• Local NHS funding for children’s hospices in England has dropped by 31% since 2021/22, while their running costs have risen by 15%.
  • A new report finds that lifeline services including respite and end of life care will be cut if the next UK Government fails to maintain a crucial £25m ringfenced NHS fund for children’s hospices in England. 
  • ellenor is joining leading children’s palliative care charity Together for Short Lives in urging parties contesting the general election to protect funding for seriously ill children and their families.

ellenor in Gravesend, Northfleet is joining a national campaign to protect £25 million of crucial NHS funding from NHS England for children’s hospices.

ellenor is joining a national campaign to protect £25 million of crucial NHS funding from NHS England for children’s hospices.

The calls to protect the funding follow on from a new report from Together for Short Lives, Short Lives Can’t Wait: Children’s Hospice Funding in 2024, which revealed that if NHS England’s ringfenced funding for children’s hospices is not renewed:

  • 82% would cut or stop providing respite care or short breaks[i].
  • 45% would cut end of life care.
  • 64% would cut or stop providing hospice at home services.

The findings, also show how statutory funding has declined while children’s hospices contend with growing running costs. Inflation, higher energy prices and the rising cost of recruiting and retaining skilled staff means that, on average, children’s hospices in England spent 15% more in 2023/24 compared to 2021/22.[ii]

Yet during this time local NHS bodies and councils[iii] have cut funding for children’s hospices in England. On average, local NHS bodies[iv] spent a third (31%) less on children’s hospices in 2023/24 than they did in 2021/22.[v] This is despite them having a legal duty to commission children’s palliative care[vi] and a growing number of babies, children and young people living longer. [vii] 

Freedom of information requests (FOIs) conducted by the charity also showed a continuing postcode lottery in local NHS spending on children’s hospices, with ICB funding varying by as much as £366 per child in 2023/24. While Bristol, North Somerset and South Gloucestershire ICB spent an average of £397 per child, Northamptonshire ICB spent just £31 per child. [viii]

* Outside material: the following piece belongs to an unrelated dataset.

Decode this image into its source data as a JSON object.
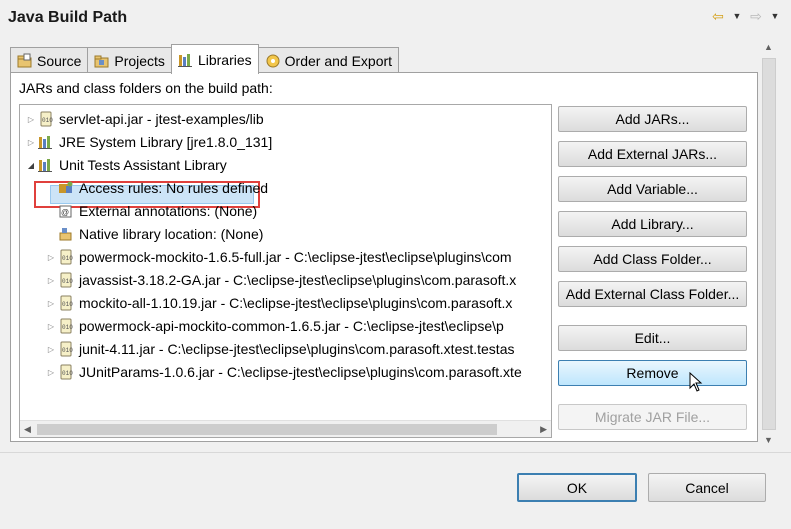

Every year, ellenor provides home care for adults and children, including specialised oncology and end-of-life services. We serve a population of over 500,000 in Kent, delivering more than 90% of our services at home. Our comprehensive care supports children of all ages with life-limiting and life-threatening conditions. In Dartford, Gravesham, and Swanley, we offer clinical nursing support, working closely with families to deliver care where they prefer, often in their own homes, ensuring children receive care in familiar surroundings. Additionally, across Dartford, Gravesham, Swanley, and Bexley, we provide a range of respite and wellbeing services, such as Play Therapy, Music Therapy, Counselling, and Bereavement support.

Families like Ciara’s, who receive respite care from ellenor An Emergency Service of Compassion  express profound gratitude. Dad Grant says, “ellenor’s respite care allowed Mags and me to focus on other essential aspects like quality time with Jonathan. While he’s been incredibly understanding and supportive, Ciara’s medical needs have always demanded our constant attention. Respite care gave us the time we desperately needed, as a family, to take some pressure off ourselves.”

Central funding for children’s hospices like ellenor in England has been in place since 2006/7[ix]. Yet the neither the UK Government nor NHS England have committed to maintaining the money beyond March 2025.

The uncertain future of the vital funding comes as over half (51%) of children’s hospices in England report a deficit – a number set to grow to nearly three quarters (69%) in 2024/25, should funding continue to fall. Together for Short Lives estimates the funding shortfall will reach just over £25 million in 2024/25.

The charity has written to the leaders of the parties contesting the general election, urging them to commit to a £25 million centrally funded, ringfenced children’s hospice grant for the long-term, should they form the next UK Government.

Andy Fletcher, Chief Executive of Together for Short Lives, said: “On the eve of the general election, our children’s hospices are at a turning point. Our report paints a bleak picture of rising costs, local funding cuts and the prospect of lifeline services for seriously ill children being hugely reduced unless the next government intervenes urgently.

“For 18 years, families have relied on the central NHS funding for children’s hospices. The parties must commit to continuing it for the long-term as a £25 million ringfenced grant which increases with the rate of inflation.

“And more widely, amid a £295m NHS children’s palliative care funding gap, the next Prime Minster must end the sticking plaster approach to funding these crucial services. We need a review which leads to a more permanent, sustainable funding solution.

“Many seriously ill children will not be alive the next time the UK goes to the polls. We have one chance to get it right for them. They do not have time to wait.”

Michelle Kabia, Chief Executive for ellenor, said:ellenor is deeply concerned about the impact of declining NHS funding on children’s hospices across England. Our services provide vital support to families like Ciara’s, ensuring they can access crucial respite and end-of-life care in their own homes. It’s crucial that the next UK Government commits to safeguarding the £25 million NHS grant for children’s hospices, allowing us to continue delivering compassionate care to seriously ill children and their families.”